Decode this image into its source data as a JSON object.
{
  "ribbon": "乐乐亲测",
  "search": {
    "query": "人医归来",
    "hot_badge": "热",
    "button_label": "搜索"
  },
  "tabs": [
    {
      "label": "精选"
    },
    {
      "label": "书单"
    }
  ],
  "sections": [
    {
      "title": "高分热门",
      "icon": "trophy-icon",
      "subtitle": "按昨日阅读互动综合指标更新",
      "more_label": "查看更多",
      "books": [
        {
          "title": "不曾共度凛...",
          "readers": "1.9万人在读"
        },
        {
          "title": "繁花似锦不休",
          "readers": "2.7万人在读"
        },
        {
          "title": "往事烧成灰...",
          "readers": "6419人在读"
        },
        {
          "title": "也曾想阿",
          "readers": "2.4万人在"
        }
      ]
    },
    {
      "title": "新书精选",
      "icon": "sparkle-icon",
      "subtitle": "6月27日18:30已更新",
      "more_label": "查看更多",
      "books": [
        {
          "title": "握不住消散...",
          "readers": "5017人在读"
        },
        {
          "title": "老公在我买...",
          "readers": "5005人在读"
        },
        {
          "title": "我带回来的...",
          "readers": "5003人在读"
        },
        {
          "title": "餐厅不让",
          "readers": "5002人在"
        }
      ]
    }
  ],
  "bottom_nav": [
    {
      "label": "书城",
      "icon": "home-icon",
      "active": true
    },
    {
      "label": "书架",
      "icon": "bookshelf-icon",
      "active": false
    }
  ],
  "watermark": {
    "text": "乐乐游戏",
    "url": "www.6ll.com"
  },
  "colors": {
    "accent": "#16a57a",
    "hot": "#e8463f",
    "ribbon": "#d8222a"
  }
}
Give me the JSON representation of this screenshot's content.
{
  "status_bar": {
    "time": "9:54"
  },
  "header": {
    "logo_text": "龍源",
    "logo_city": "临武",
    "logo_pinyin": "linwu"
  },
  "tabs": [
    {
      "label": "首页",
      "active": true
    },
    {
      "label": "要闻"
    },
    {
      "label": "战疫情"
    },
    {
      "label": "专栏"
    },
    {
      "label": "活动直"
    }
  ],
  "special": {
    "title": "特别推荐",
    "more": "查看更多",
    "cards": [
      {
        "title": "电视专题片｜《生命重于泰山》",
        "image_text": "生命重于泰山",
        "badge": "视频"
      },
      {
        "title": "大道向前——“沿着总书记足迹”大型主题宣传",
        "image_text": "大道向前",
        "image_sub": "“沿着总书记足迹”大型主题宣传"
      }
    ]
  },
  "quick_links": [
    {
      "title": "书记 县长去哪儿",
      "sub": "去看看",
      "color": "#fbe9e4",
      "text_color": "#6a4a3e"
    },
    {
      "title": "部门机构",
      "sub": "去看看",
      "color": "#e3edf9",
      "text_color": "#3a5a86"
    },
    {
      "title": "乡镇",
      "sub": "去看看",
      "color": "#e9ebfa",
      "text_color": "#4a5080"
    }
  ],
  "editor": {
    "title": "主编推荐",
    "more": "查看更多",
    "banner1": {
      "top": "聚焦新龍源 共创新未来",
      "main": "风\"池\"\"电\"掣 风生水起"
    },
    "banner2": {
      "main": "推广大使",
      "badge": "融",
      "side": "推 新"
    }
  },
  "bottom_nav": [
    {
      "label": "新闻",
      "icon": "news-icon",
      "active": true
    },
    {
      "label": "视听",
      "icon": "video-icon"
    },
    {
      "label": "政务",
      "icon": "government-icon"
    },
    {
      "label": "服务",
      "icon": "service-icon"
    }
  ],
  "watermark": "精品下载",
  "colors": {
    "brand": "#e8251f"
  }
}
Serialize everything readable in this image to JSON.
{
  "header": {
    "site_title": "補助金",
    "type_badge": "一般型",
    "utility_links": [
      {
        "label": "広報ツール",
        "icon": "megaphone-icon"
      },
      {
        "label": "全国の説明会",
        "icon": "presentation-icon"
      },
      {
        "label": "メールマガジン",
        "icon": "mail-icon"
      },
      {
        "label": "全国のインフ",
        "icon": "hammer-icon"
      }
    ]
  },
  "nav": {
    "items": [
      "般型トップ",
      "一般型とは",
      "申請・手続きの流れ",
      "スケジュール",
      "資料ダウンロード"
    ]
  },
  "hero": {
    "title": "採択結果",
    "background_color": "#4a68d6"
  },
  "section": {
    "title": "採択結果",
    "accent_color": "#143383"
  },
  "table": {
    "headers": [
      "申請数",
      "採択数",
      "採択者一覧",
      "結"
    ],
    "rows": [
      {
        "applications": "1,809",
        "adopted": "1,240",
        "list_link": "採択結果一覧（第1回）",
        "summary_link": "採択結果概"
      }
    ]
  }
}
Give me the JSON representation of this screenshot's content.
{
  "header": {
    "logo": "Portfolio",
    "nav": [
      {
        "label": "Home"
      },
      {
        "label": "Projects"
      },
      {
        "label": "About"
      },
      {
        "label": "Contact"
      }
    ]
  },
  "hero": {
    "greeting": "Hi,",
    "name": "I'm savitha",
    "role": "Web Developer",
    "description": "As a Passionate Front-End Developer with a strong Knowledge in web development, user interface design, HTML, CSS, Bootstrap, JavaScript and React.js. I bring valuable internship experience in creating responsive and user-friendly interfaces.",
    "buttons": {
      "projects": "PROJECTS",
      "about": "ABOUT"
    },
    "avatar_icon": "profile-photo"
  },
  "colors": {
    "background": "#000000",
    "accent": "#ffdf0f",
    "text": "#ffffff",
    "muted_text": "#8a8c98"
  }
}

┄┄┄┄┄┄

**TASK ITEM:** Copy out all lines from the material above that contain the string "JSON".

**SOLUTION:**
Decode this image into its source data as a JSON object.
Give me the JSON representation of this screenshot's content.
Serialize everything readable in this image to JSON.
Give me the JSON representation of this screenshot's content.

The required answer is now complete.